- _Instructions for the task_: If a line in the entries contains the string "name", include that line in your answer.

________________________________________

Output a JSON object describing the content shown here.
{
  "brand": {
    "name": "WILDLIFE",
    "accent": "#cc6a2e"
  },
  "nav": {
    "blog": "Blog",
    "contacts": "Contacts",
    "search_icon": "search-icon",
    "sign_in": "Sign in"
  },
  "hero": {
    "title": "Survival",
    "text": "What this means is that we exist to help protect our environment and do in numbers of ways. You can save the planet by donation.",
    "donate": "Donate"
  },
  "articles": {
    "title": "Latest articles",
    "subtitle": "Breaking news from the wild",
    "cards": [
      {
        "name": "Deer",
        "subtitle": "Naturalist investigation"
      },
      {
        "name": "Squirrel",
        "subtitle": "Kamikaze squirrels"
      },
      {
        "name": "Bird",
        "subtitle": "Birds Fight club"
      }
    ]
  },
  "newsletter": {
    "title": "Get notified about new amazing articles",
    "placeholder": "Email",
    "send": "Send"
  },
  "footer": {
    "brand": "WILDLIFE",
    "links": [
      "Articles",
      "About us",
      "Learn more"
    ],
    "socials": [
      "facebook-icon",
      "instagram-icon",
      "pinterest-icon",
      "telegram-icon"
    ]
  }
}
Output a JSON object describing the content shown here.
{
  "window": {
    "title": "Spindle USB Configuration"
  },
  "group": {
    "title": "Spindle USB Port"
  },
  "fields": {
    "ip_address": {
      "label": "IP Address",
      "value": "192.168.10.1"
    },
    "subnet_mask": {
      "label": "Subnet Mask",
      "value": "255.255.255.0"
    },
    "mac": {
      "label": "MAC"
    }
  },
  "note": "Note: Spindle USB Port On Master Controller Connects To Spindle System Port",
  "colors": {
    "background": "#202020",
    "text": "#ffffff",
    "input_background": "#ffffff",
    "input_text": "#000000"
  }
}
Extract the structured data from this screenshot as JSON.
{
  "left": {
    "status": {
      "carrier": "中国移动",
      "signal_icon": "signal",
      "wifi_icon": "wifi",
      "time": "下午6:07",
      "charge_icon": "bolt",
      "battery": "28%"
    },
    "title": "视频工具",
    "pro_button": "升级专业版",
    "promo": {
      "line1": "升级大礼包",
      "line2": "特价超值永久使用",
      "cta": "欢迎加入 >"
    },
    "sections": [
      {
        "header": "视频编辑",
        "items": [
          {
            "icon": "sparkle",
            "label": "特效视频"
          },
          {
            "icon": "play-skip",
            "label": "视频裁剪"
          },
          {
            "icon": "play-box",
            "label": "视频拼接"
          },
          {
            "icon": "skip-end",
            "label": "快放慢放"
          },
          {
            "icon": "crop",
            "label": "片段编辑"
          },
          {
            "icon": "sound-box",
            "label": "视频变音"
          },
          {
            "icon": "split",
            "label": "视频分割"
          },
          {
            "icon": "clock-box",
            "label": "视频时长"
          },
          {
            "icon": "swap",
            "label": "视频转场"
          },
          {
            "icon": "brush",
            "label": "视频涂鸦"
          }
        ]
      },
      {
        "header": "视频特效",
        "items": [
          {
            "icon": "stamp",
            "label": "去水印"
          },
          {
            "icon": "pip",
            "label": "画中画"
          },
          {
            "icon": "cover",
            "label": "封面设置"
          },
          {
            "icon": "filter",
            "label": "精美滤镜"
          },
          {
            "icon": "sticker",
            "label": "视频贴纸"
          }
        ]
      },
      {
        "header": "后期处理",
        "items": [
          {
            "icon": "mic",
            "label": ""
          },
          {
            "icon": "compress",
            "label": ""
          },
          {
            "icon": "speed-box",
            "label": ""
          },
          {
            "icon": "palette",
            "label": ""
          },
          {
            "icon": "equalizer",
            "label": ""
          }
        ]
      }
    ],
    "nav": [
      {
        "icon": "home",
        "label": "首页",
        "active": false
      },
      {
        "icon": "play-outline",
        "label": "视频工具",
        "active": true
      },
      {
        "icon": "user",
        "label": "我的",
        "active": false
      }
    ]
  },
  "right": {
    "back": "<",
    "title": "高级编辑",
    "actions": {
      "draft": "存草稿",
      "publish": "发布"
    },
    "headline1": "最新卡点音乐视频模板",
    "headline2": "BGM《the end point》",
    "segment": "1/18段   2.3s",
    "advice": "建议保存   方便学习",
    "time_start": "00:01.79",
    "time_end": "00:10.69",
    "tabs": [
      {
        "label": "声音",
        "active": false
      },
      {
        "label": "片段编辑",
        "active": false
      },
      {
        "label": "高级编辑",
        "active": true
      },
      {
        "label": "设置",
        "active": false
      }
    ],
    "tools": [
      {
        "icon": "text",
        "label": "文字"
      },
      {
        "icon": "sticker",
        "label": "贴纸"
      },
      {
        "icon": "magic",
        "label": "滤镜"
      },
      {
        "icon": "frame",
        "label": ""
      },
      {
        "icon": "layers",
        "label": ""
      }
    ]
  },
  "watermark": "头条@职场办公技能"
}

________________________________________

- _Result below_:
    "name": "WILDLIFE",
        "name": "Deer",
        "name": "Squirrel",
        "name": "Bird",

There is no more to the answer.